  • CONCLUSIONS: USH2C and USH2A manifest photoreceptor disease with rod- and cone-mediated visual losses and thinning of the outer nuclear layer [7].

Other interactions of GPR98


  1. Mutations in the VLGR1 gene implicate G-protein signaling in the pathogenesis of Usher syndrome type II. Weston, M.D., Luijendijk, M.W., Humphrey, K.D., Möller, C., Kimberling, W.J. Am. J. Hum. Genet. (2004) [Pubmed]
  2. A nonsense mutation of the MASS1 gene in a family with febrile and afebrile seizures. Nakayama, J., Fu, Y.H., Clark, A.M., Nakahara, S., Hamano, K., Iwasaki, N., Matsui, A., Arinami, T., Ptácek, L.J. Ann. Neurol. (2002) [Pubmed]
  3. The Mass1frings mutation underlies early onset hearing impairment in BUB/BnJ mice, a model for the auditory pathology of Usher syndrome IIC. Johnson, K.R., Zheng, Q.Y., Weston, M.D., Ptacek, L.J., Noben-Trauth, K. Genomics (2005) [Pubmed]

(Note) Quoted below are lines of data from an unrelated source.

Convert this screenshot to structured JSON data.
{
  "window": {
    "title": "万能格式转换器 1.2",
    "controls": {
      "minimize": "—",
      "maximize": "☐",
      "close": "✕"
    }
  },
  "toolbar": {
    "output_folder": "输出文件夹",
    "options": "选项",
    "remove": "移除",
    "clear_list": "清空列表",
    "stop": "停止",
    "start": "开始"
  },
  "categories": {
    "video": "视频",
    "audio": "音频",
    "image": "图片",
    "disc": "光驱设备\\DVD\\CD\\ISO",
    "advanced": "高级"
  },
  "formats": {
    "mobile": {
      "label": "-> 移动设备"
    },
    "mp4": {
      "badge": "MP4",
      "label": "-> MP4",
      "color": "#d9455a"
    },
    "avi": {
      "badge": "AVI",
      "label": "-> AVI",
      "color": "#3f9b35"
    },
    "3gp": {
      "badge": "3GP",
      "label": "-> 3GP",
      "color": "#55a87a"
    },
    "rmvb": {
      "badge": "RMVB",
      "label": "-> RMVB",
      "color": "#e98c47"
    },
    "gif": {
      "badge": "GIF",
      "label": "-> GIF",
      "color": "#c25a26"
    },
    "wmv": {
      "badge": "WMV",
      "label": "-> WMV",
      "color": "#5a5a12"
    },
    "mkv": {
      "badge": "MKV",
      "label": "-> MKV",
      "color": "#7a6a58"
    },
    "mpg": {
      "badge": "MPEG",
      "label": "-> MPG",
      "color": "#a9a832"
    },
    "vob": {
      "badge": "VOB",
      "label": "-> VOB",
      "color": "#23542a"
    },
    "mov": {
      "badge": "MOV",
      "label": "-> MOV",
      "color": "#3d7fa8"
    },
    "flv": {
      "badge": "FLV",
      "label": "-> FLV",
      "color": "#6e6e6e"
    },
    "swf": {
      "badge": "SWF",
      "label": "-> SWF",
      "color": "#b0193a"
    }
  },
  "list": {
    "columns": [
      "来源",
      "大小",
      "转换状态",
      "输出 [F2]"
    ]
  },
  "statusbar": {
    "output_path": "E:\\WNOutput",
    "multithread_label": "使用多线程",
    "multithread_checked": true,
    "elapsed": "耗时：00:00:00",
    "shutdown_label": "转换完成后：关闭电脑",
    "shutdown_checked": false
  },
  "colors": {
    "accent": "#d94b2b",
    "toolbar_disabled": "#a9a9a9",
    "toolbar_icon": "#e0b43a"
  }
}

  4. Significant evidence for linkage of febrile seizures to chromosome 5q14-q15. Nakayama, J., Hamano, K., Iwasaki, N., Nakahara, S., Horigome, Y., Saitoh, H., Aoki, T., Maki, T., Kikuchi, M., Migita, T., Ohto, T., Yokouchi, Y., Tanaka, R., Hasegawa, M., Matsui, A., Hamaguchi, H., Arinami, T. Hum. Mol. Genet. (2000) [Pubmed]
  5. Genome-wide linkage of febrile seizures and epilepsy to the FEB4 locus at 5q14.3-q23.1 and no MASS1 mutation. Deprez, L., Claes, L.R., Claeys, K.G., Audenaert, D., Van Dyck, T., Goossens, D., Van Paesschen, W., Del-Favero, J., Van Broeckhoven, C., De Jonghe, P. Hum. Genet. (2006) [Pubmed]
  6. Analysis of the very large G-protein coupled receptor gene (Vlgr1/Mass1/USH2C) in zebrafish. Gibert, Y., McMillan, D.R., Kayes-Wandover, K., Meyer, A., Begemann, G., White, P.C. Gene (2005) [Pubmed]
  7. Disease expression in Usher syndrome caused by VLGR1 gene mutation (USH2C) and comparison with USH2A phenotype. Schwartz, S.B., Aleman, T.S., Cideciyan, A.V., Windsor, E.A., Sumaroka, A., Roman, A.J., Rane, T., Smilko, E.E., Bennett, J., Stone, E.M., Kimberling, W.J., Liu, X.Z., Jacobson, S.G. Invest. Ophthalmol. Vis. Sci. (2005) [Pubmed]
WikiGenes - Universities